   According to the superintendent, Dr. Anthony Voss, both he and the school board were in support of the change in policy for various reasons.

   First, they felt cheerleading did not meet the criteria to be classified as a sport because cheerleaders at Hudson school do not participate in any form of competition. Second, they were compelled by the athletes who expressed wanting more opportunity at HHS. Lastly, they felt having more students in school activities strengthens both the activity and the school.

Experiencing growth

   The decision has affected the number of cheerleaders on the team.

   Due to the policy, the original team of 11 became a team of 17, making this year’s team the largest in Hudson history. Joining the squad were four volleyball players and two cross country runners.

Not all change is good

   To the surprise of some, junior Grace Jorgensen, who started her third year in cross country ranked 13th in the state, was one of the runners who opted to also do fall cheer. Jorgensen, who thought it would be challenging to juggle the responsibilities of both activities never thought of the biggest drawback she’s faced- the cost.

   “It’s really expensive!” said Jorgensen who has had to spend

over a hundred dollars in sport gear, not including her $120 running shoes.

   The decision has not only affected the ones involved in cheer and sports, but also their teammates. Although she sees the good in the change as well, junior volleyball player Olivia Kolterman worries that the two activities together have overwhelmed her teammates.

   Cheerleader Katelyn Pint also sees challenges with the decision. “It is hard to have practices, teach cheers and work on stunts when we have to work around their schedules,” said junior Katelyn Pint, who has been a football cheerleader for three years.

Better than expected

   Despite these challenges, the dual participation has gone smoother than anyone anticipated. “I think it’s a great thing to have girls who can do both. The girls who are doing both are glad they have the new opportunity to try something they couldn’t before,” said senior Lauren Murray, varsity volleyball.

Looking ahead

   Switching cheerleading to an extracurricular is probationary this year. Dr. Voss is undecided on whether or not he will recommend this continue next year.  “It’s too early to tell,” said Voss, who plans to see how it will affect winter sports season. Dr. Voss is optimistic to the policy. “I’m willing to try it [because] I want [students] to have as many opportunities as you can.”

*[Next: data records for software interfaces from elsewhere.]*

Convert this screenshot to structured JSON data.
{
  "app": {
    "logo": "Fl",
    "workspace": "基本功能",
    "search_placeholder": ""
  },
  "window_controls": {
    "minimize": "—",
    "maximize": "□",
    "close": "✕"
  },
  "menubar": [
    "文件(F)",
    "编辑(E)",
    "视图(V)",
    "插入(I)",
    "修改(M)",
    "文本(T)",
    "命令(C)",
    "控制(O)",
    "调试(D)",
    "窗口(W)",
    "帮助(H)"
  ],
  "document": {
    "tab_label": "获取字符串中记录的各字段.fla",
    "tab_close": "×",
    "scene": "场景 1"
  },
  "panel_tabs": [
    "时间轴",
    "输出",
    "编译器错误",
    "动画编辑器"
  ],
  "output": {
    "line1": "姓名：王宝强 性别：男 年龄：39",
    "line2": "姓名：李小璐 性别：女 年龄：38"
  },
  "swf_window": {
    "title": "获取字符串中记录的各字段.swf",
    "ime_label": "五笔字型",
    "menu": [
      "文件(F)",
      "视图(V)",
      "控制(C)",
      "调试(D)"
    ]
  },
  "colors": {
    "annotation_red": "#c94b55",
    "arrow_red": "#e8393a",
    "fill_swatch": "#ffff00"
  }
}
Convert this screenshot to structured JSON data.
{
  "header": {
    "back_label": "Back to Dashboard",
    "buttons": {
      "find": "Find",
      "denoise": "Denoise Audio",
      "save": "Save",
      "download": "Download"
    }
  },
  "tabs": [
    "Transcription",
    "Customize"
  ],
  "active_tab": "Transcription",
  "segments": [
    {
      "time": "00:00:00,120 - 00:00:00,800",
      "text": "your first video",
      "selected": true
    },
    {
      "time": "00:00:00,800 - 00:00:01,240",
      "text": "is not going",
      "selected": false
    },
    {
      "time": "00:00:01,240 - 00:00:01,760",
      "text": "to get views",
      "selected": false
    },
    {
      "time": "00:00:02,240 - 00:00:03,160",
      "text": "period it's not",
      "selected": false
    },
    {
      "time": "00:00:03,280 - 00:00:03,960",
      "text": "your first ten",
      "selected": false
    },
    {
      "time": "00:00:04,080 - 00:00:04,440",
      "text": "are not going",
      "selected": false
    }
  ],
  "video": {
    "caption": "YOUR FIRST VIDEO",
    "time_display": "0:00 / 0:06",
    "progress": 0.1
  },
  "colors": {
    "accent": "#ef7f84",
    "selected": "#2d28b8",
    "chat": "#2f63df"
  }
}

   Fall coaches are behind the policy in the future, too. Cross country coach Sherri Selenke said, “ I think this has shown that it is manageable and workable and allows the students to be involved more with extracurricular activities.”